- INSTRUCTIONS TO FOLLOW -
Work through the listing below and state how many of its lines hold the word "screenshot". Give no other output.

━━━━━━━━━━

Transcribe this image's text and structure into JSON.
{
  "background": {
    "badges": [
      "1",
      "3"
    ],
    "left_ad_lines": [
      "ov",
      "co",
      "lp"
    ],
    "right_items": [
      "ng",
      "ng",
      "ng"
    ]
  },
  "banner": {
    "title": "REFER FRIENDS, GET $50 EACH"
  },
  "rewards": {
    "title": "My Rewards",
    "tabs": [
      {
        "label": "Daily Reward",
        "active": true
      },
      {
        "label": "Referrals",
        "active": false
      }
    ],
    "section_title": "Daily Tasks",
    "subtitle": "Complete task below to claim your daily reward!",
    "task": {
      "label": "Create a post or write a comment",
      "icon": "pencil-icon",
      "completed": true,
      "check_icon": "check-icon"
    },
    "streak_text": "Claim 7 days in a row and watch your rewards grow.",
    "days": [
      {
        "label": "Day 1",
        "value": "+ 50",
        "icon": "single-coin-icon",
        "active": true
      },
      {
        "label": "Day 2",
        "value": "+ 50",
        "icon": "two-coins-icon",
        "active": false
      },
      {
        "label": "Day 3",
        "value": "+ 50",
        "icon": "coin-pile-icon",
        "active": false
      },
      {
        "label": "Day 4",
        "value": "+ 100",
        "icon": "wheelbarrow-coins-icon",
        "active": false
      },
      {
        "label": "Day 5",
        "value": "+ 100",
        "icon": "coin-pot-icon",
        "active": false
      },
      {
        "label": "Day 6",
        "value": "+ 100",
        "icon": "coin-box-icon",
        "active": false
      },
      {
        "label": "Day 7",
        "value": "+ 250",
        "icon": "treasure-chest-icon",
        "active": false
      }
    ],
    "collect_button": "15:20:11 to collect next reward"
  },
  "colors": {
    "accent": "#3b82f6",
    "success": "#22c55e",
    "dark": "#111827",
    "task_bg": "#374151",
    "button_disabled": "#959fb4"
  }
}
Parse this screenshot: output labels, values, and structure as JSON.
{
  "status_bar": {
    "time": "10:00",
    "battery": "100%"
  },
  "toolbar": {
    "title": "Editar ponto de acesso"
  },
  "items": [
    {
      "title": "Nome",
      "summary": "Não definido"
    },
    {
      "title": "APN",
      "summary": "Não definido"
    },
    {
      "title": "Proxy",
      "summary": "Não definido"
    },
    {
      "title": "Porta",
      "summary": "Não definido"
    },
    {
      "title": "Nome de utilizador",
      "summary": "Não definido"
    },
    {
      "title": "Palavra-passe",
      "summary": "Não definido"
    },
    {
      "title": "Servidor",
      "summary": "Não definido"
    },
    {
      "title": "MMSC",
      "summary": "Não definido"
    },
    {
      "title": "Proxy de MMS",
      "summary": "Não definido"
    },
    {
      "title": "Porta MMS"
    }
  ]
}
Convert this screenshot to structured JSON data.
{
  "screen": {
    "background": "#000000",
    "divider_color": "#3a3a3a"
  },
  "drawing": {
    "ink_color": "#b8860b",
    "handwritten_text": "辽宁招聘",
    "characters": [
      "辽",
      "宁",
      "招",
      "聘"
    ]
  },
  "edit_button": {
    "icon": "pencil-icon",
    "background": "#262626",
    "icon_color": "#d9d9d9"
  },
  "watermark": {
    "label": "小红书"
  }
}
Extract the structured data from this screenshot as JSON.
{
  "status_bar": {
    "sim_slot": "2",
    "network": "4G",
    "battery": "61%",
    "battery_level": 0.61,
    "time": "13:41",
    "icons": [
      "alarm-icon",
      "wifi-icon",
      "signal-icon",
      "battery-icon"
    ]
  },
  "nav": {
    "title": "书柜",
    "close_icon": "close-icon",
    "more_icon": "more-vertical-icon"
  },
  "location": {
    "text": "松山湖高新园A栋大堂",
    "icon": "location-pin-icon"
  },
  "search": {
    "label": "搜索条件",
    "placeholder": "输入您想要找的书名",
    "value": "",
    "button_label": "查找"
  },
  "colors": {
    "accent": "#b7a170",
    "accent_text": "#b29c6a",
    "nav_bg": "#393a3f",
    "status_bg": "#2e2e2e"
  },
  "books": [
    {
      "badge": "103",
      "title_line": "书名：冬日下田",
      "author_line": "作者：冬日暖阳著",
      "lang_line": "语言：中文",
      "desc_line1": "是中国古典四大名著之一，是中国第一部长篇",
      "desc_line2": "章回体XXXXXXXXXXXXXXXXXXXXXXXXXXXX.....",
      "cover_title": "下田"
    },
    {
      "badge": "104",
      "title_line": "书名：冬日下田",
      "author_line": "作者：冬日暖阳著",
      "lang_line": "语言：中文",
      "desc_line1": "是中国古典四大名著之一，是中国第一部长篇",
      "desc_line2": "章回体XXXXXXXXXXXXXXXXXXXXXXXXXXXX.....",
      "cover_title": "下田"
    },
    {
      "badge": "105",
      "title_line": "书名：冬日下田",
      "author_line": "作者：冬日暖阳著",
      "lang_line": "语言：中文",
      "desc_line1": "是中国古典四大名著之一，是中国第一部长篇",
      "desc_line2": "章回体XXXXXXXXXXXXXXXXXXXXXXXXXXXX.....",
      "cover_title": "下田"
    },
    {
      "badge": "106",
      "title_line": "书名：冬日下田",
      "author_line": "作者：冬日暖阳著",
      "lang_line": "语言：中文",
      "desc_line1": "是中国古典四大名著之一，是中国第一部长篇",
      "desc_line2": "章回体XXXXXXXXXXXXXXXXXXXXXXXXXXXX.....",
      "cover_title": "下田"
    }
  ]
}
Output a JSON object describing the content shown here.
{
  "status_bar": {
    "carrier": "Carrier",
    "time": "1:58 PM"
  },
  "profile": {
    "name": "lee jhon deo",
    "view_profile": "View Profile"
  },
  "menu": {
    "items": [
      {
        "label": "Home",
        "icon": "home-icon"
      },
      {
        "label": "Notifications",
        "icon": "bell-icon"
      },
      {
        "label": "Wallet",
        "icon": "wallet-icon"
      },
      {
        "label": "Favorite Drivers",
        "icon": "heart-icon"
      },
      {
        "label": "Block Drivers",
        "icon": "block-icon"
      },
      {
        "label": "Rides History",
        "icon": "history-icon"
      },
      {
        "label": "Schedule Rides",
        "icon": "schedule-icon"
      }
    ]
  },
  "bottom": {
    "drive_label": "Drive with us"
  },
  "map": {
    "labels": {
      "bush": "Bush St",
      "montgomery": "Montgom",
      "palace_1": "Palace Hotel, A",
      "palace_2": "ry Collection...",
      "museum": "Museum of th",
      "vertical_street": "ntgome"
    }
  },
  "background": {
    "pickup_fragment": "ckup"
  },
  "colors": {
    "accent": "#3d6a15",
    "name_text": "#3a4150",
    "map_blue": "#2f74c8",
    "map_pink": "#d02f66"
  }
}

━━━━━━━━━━

- TASK SOLUTION -
3